“Derry club travelled specially to participate in the race, and had every reason to be gratified over their reception. A. Hegarty who created a sensation at Glasgow Gaelic sports by his work in the mile, belonged to this team, and the fine record he again established in the Northern championships at Belvoir Park made him an outstanding figure. He led all the way, improving the distance every lap, and finished magnificently. It was at once recognised that he and Crowe who had won in the junior race at Bloomfield a fortnight ago, would make fine assets for Ireland in an international contest, and it is almost certain that before long both will have their chances in this respect. Martin and Kerr, ex champions: Magill, winner of the victory inter-team shield; and McBride, the Ulster four mile champion, were also in the field…….
“Hegarty made a splendid finish, coming in strongly a good way in front of Martin. Topping romped in 100 yards behind the latter, and then followed at shorter or longer intervals – Gowdy, Crothers, McCann and Jackson, of Willowfield, and McBride, North Belfast. The time was 34 minutes 53 seconds.
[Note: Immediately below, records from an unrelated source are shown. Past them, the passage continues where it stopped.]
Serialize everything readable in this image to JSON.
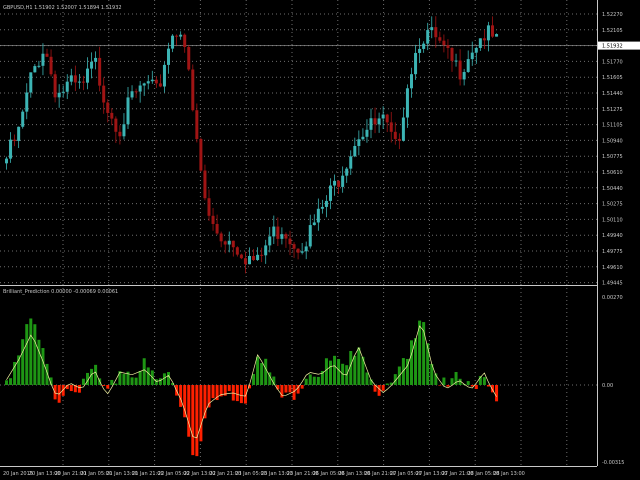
{
  "header": {
    "symbol_info": "GBPUSD,H1  1.51902 1.52007 1.51894 1.51932"
  },
  "indicator": {
    "info": "Brilliant_Prediction 0.00000 -0.00069 0.00061"
  },
  "colors": {
    "bull": "#3cb4b4",
    "bear": "#a01414",
    "hist_up": "#1e9614",
    "hist_down": "#ff2000",
    "signal": "#f0f0a0",
    "grid": "#6e6e6e",
    "axis": "#c8c8c8"
  },
  "chart_data": [
    {
      "type": "candlestick",
      "title": "GBPUSD,H1",
      "ylim": [
        1.494,
        1.5235
      ],
      "price_labels": [
        "1.52270",
        "1.52105",
        "1.51932",
        "1.51770",
        "1.51605",
        "1.51440",
        "1.51275",
        "1.51105",
        "1.50940",
        "1.50775",
        "1.50610",
        "1.50440",
        "1.50275",
        "1.50110",
        "1.49940",
        "1.49775",
        "1.49610",
        "1.49445"
      ],
      "current_price": "1.51932",
      "close_keypoints": [
        1.5072,
        1.51,
        1.516,
        1.5192,
        1.514,
        1.515,
        1.5145,
        1.5175,
        1.513,
        1.5105,
        1.5135,
        1.515,
        1.514,
        1.52,
        1.5215,
        1.51,
        1.501,
        1.499,
        1.4985,
        1.497,
        1.496,
        1.499,
        1.5,
        1.498,
        1.499,
        1.5015,
        1.504,
        1.507,
        1.51,
        1.5105,
        1.511,
        1.508,
        1.516,
        1.5205,
        1.52,
        1.518,
        1.5165,
        1.519,
        1.5205,
        1.5195
      ],
      "time_labels": [
        "20 Jan 2015",
        "20 Jan 13:00",
        "20 Jan 21:00",
        "21 Jan 05:00",
        "21 Jan 13:00",
        "21 Jan 21:00",
        "22 Jan 05:00",
        "22 Jan 13:00",
        "22 Jan 21:00",
        "23 Jan 05:00",
        "23 Jan 13:00",
        "23 Jan 21:00",
        "26 Jan 05:00",
        "26 Jan 13:00",
        "26 Jan 21:00",
        "27 Jan 05:00",
        "27 Jan 13:00",
        "27 Jan 21:00",
        "28 Jan 05:00",
        "28 Jan 13:00"
      ]
    },
    {
      "type": "histogram",
      "title": "Brilliant_Prediction",
      "ylim": [
        -0.00315,
        0.0027
      ],
      "axis_labels": [
        "0.00270",
        "0.00",
        "-0.00315"
      ],
      "value_keypoints": [
        0.0002,
        0.001,
        0.002,
        0.0008,
        -0.0006,
        0.0001,
        -0.0002,
        0.0006,
        -0.0005,
        0.0005,
        0.0004,
        0.0006,
        0.0001,
        0.0004,
        -0.0009,
        -0.003,
        -0.001,
        -0.0005,
        -0.0004,
        -0.0006,
        0.0012,
        0.0003,
        -0.0006,
        -0.0003,
        0.0005,
        0.0004,
        0.0008,
        0.0003,
        0.0015,
        0.0002,
        -0.0004,
        0.0002,
        0.0008,
        0.0025,
        0.0005,
        -0.0002,
        0.0002,
        -0.0002,
        0.0005,
        -0.0006
      ]
    }
  ]
}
This proved a new record, Hegarty improving on the former time for a somewhat shorter course, by a minute”.